> [Work item]:
What is the number of lines in these records with "pinyin" in them? Answer with that number only.

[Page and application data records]
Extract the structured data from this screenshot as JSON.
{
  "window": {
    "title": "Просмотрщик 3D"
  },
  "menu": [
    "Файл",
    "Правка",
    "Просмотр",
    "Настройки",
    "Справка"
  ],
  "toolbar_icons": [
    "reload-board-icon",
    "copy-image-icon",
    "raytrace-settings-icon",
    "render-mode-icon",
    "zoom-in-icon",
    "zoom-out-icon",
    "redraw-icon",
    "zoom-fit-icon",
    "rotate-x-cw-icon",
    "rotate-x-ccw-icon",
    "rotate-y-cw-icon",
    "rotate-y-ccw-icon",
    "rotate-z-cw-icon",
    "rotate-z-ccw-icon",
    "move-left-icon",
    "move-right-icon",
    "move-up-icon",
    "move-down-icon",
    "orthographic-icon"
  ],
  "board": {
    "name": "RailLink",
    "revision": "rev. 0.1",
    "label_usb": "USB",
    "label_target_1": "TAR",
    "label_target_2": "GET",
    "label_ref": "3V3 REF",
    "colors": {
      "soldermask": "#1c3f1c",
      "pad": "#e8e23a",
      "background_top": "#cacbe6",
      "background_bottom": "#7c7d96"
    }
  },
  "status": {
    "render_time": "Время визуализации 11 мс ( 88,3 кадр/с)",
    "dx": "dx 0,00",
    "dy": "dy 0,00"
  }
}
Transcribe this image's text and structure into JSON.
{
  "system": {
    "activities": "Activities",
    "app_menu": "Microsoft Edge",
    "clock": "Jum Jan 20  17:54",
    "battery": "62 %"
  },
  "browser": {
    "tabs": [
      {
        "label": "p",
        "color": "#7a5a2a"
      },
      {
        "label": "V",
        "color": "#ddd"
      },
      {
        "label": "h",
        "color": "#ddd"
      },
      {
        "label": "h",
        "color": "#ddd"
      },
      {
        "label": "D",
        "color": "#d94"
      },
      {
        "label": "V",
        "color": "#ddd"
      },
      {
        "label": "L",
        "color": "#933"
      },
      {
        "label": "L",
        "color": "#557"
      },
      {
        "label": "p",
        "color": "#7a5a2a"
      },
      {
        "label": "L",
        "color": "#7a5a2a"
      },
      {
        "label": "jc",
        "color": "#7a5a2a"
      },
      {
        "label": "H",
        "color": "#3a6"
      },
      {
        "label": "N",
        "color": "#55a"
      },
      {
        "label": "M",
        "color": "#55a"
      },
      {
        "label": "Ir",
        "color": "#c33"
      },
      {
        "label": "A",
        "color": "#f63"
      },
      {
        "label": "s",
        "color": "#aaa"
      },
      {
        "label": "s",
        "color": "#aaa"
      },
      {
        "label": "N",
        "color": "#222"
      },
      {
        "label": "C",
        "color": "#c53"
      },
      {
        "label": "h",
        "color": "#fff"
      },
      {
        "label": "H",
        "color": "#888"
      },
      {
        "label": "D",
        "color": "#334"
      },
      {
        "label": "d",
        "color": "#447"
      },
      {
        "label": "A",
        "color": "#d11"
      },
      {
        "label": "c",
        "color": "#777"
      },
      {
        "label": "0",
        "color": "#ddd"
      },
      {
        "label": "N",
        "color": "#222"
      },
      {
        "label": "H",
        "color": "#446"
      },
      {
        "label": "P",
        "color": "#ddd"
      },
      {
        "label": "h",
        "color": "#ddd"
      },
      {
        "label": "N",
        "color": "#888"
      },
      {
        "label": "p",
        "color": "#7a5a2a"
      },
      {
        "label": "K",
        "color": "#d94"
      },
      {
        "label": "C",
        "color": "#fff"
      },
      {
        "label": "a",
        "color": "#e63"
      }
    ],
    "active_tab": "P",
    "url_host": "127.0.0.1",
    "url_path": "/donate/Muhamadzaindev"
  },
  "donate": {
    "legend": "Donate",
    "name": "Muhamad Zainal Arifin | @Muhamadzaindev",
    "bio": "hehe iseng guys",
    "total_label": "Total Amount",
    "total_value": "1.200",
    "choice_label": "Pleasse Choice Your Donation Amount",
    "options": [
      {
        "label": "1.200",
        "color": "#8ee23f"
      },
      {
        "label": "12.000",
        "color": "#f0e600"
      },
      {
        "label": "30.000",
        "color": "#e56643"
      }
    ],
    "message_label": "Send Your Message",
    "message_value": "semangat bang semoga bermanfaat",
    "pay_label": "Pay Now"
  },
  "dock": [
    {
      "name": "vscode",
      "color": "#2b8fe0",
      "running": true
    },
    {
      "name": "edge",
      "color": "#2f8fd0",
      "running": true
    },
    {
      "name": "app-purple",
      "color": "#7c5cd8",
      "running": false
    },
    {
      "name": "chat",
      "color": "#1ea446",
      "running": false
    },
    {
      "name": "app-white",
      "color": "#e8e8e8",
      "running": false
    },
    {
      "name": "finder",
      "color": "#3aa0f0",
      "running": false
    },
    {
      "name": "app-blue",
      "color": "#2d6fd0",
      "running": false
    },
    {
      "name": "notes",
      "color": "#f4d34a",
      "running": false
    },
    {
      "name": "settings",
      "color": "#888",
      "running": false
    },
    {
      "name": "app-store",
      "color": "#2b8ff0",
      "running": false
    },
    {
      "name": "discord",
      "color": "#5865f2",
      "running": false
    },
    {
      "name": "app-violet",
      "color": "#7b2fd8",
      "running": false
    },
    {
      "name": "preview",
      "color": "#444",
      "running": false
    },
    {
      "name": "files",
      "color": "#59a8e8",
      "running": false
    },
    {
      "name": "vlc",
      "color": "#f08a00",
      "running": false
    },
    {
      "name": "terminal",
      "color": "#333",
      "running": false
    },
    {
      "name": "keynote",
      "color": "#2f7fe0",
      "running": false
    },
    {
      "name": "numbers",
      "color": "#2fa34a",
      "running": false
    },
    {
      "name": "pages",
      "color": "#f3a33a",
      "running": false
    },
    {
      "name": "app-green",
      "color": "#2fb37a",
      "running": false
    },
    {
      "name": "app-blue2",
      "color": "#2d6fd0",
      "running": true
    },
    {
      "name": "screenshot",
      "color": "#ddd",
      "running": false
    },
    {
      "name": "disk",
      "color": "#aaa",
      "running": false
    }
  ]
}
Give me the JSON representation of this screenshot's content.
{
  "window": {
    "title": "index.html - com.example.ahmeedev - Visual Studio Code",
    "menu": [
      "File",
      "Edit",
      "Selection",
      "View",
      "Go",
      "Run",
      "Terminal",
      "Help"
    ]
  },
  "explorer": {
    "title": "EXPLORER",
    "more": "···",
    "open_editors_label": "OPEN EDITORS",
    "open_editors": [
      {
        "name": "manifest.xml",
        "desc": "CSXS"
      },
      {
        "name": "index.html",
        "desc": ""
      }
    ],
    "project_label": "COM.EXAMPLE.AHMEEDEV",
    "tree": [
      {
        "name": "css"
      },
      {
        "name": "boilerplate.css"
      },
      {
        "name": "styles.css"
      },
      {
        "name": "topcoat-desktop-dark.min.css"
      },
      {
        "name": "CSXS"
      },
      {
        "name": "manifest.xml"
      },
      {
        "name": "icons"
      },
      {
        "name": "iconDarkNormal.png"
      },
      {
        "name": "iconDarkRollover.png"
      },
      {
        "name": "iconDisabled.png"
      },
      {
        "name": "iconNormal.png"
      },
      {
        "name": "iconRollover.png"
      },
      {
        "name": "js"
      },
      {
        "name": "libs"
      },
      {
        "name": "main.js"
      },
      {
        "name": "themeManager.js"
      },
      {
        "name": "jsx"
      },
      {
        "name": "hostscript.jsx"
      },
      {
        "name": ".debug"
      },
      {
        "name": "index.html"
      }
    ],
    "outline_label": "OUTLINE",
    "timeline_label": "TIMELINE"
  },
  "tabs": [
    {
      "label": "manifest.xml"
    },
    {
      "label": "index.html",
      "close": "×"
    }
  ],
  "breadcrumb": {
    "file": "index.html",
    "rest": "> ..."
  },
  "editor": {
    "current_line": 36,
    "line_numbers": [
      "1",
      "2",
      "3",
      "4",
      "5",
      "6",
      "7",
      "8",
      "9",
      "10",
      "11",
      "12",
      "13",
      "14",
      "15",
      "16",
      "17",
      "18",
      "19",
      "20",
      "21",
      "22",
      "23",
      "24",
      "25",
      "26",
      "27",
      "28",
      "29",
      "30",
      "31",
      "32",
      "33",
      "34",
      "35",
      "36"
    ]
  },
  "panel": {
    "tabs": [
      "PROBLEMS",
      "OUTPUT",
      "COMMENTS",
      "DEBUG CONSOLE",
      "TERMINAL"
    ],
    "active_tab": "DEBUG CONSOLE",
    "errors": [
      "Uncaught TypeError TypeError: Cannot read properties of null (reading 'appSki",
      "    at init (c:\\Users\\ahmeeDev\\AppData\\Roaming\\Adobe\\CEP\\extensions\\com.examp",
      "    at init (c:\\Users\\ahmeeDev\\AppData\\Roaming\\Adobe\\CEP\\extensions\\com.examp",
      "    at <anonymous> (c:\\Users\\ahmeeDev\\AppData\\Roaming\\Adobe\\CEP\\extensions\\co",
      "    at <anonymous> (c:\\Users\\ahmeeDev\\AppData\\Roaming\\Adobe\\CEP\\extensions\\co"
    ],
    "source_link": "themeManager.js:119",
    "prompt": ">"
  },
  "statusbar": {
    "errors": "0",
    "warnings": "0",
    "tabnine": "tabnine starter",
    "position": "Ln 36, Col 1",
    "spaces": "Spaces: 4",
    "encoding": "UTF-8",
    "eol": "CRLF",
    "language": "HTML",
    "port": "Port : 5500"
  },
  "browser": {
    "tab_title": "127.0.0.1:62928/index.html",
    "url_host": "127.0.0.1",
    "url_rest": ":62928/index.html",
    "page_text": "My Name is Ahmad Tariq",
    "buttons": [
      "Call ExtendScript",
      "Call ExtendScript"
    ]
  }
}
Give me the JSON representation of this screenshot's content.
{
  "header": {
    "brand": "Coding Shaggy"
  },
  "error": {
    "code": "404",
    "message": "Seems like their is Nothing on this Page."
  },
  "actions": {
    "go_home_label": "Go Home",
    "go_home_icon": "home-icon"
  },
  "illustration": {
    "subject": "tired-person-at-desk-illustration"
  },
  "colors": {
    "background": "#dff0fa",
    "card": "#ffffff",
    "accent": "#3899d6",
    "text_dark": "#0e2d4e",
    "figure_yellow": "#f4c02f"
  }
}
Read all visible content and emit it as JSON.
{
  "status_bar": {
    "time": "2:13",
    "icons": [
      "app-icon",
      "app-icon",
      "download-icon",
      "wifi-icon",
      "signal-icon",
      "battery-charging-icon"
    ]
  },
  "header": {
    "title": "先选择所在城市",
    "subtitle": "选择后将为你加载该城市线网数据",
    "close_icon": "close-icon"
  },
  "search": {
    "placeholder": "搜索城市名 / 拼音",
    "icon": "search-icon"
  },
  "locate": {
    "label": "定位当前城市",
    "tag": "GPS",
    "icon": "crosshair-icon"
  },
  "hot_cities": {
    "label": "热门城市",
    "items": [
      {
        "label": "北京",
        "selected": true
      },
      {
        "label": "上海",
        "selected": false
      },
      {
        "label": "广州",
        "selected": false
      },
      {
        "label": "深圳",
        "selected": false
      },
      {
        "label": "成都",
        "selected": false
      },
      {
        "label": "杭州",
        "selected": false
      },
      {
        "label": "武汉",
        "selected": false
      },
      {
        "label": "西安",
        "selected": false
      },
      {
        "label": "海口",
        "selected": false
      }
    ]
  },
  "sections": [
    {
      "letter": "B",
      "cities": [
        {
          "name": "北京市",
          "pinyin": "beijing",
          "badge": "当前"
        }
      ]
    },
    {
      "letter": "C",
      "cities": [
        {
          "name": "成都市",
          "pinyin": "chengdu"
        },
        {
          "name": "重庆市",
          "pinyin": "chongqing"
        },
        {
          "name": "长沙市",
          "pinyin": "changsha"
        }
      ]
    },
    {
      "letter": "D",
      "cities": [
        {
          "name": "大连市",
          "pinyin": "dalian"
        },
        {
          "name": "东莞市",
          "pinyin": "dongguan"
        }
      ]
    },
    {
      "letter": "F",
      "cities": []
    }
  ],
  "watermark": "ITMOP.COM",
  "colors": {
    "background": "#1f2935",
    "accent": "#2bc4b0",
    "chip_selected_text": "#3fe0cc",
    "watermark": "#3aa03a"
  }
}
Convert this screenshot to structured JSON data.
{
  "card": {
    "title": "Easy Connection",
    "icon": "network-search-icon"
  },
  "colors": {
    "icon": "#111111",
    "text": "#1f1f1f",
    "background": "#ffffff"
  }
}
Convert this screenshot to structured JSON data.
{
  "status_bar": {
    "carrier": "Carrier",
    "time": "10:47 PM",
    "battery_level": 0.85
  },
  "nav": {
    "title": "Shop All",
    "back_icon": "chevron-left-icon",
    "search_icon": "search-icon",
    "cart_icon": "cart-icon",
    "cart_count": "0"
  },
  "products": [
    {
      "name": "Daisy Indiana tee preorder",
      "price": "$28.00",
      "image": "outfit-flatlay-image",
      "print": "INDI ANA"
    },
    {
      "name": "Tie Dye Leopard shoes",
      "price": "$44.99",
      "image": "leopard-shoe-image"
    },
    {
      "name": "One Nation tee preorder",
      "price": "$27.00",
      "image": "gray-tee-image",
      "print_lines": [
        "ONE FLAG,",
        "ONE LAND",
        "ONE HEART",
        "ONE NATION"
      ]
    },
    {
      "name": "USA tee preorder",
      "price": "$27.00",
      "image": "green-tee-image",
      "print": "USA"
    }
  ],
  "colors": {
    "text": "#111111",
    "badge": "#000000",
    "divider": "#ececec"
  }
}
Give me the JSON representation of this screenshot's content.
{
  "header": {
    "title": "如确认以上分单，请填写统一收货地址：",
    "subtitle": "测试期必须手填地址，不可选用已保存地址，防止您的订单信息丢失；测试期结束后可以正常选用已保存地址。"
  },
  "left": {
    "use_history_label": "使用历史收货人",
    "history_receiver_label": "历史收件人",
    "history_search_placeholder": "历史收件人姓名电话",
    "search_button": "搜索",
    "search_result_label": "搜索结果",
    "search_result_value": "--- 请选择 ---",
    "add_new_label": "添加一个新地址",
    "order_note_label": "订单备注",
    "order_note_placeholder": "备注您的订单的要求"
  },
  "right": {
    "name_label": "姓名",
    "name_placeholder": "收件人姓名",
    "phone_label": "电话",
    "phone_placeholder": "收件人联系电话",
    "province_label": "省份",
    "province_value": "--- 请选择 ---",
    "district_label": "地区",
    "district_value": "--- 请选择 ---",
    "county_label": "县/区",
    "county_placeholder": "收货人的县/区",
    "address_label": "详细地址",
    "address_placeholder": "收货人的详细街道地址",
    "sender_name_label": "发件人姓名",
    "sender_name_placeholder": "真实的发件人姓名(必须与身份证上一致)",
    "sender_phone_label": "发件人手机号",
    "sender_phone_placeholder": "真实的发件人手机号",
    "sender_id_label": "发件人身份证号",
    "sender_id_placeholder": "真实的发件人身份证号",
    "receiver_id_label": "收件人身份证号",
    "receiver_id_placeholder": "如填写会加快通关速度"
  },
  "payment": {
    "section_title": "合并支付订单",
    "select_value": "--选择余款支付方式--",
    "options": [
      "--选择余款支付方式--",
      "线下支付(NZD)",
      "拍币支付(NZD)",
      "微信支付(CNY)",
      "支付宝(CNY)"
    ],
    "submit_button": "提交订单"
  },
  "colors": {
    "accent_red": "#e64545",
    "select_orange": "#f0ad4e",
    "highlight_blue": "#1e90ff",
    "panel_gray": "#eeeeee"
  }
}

> [Answer box]:
6